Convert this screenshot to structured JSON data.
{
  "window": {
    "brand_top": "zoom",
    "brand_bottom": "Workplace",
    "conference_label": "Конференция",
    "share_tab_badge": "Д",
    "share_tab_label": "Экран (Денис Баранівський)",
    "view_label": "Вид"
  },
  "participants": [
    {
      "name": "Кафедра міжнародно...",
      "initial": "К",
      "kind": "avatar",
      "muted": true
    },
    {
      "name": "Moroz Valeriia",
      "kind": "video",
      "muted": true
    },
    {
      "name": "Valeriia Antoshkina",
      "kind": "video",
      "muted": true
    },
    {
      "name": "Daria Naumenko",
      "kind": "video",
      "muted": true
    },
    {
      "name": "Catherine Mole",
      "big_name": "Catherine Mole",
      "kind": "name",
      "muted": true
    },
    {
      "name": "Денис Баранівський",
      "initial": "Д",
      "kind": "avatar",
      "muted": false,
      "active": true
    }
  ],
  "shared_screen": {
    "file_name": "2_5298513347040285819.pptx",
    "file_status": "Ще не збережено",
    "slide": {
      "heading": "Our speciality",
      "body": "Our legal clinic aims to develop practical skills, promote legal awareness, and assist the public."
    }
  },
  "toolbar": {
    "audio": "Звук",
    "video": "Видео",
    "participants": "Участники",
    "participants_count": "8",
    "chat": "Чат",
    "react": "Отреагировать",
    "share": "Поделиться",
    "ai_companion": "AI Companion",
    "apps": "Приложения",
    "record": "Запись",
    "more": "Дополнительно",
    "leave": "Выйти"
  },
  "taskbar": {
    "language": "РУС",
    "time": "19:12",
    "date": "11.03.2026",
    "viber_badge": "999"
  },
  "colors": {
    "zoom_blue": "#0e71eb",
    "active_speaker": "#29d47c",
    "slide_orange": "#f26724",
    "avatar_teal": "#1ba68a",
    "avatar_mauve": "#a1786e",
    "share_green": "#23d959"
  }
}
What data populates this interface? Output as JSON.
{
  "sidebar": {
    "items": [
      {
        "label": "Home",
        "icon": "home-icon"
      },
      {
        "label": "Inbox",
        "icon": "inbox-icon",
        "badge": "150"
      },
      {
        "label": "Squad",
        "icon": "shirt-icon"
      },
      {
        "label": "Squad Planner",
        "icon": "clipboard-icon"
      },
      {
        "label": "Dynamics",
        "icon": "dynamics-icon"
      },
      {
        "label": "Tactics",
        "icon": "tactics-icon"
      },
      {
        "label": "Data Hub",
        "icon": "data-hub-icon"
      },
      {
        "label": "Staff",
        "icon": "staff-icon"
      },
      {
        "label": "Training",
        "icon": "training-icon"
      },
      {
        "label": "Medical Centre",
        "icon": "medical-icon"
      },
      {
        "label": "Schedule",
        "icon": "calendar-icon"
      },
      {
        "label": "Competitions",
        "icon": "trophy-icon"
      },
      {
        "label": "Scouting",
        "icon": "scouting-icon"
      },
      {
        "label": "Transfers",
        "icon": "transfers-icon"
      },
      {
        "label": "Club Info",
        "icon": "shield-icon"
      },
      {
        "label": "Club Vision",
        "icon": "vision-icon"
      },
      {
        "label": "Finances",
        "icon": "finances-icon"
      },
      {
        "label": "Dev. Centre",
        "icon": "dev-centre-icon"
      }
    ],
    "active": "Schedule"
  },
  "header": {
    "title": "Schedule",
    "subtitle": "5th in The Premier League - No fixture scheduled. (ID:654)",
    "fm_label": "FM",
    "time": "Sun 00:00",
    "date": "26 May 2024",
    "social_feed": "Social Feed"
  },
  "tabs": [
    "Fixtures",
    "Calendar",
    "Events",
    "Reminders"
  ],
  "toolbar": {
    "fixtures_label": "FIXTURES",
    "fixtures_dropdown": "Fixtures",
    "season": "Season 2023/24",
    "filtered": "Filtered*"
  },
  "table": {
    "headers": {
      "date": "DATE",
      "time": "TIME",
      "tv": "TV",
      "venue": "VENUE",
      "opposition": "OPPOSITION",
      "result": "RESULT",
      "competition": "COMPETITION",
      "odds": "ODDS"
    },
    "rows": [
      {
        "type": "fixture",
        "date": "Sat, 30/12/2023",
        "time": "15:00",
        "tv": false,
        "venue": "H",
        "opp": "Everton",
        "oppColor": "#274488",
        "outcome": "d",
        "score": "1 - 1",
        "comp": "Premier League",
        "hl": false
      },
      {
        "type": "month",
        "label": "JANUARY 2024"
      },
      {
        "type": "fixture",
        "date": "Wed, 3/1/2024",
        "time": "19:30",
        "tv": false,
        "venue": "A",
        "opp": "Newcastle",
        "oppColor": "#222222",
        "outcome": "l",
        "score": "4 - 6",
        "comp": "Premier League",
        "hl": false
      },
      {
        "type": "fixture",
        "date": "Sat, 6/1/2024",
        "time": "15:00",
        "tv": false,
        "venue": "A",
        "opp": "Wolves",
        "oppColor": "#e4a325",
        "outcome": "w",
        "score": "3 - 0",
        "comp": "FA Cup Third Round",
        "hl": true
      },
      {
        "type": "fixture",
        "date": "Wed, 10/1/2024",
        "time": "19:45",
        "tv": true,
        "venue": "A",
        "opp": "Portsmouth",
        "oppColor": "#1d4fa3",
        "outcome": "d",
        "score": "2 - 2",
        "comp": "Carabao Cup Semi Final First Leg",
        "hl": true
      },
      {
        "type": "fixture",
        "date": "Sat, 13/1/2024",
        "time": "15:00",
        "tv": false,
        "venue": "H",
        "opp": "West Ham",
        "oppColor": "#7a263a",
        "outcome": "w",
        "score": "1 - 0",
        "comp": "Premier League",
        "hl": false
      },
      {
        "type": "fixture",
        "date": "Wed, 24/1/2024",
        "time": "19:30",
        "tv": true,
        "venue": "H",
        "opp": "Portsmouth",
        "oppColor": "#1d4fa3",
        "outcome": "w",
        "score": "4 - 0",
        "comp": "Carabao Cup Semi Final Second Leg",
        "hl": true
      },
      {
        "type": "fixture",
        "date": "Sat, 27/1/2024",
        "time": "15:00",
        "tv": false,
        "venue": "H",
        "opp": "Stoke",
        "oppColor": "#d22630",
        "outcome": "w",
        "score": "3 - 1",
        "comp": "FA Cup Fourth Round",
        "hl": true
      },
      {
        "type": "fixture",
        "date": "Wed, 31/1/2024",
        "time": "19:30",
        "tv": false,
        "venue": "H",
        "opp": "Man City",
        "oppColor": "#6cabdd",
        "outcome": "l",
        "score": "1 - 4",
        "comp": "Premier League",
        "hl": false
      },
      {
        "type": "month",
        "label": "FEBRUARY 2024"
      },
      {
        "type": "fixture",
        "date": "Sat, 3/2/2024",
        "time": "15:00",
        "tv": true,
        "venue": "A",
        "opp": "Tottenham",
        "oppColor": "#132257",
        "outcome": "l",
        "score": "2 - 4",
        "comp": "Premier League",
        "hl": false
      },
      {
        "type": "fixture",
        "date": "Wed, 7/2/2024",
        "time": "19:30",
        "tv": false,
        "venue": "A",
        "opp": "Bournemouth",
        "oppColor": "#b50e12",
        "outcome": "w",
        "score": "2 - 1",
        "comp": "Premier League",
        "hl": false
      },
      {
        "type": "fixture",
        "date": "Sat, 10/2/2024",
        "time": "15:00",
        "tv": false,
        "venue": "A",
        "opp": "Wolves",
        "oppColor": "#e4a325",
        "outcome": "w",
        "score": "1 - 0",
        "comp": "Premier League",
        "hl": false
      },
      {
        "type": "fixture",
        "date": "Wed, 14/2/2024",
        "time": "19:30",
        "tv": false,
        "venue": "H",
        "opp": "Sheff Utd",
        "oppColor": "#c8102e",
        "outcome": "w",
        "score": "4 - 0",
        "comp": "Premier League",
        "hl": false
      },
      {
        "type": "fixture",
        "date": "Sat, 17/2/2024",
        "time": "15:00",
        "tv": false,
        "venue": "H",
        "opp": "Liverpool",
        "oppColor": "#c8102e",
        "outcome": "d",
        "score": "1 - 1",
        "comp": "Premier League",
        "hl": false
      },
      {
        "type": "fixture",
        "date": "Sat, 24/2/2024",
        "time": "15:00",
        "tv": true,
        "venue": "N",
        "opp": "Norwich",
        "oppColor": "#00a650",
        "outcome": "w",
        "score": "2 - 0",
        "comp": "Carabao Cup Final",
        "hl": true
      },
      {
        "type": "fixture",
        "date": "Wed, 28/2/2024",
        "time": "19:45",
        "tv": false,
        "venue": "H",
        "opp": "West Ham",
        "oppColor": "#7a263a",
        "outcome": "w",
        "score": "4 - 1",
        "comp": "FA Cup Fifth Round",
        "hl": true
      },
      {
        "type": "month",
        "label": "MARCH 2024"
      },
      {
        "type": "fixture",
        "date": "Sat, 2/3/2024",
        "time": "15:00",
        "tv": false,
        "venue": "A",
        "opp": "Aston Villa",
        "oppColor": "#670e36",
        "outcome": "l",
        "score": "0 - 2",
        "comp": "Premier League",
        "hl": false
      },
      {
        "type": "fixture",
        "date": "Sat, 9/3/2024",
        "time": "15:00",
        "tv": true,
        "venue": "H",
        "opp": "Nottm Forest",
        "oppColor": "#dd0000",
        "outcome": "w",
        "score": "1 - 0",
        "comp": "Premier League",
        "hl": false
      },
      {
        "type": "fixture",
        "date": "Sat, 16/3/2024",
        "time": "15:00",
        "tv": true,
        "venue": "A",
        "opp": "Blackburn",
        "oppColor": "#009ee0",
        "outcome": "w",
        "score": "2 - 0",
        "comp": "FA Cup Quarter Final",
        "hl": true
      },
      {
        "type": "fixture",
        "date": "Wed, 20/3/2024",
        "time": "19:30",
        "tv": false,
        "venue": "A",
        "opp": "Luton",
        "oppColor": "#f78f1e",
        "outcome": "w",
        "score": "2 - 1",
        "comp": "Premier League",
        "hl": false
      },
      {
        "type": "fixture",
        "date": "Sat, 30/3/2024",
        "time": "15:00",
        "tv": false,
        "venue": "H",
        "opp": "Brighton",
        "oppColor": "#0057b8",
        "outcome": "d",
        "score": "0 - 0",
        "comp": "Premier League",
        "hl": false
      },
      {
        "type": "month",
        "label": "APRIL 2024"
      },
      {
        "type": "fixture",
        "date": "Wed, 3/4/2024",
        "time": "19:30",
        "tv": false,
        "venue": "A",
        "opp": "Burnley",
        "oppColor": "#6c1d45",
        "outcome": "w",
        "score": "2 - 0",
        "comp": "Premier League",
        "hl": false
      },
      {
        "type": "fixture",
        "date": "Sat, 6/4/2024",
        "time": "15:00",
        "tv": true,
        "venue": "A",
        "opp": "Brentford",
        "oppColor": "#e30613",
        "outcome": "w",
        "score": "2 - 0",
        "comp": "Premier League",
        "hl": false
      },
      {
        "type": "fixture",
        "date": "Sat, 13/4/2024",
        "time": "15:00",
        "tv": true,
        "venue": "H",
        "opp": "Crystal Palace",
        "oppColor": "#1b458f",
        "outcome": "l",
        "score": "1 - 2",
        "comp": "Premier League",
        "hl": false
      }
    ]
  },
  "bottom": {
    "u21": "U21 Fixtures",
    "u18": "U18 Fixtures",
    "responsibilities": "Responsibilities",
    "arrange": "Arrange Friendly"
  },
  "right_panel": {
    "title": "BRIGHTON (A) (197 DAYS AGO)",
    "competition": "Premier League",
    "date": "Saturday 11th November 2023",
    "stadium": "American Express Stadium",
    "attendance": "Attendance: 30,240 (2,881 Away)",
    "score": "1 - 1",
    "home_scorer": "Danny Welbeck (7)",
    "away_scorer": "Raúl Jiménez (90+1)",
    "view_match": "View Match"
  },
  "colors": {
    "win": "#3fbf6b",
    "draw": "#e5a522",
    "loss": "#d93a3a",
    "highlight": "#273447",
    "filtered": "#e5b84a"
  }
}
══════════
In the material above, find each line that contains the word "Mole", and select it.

      "name": "Catherine Mole",
      "big_name": "Catherine Mole",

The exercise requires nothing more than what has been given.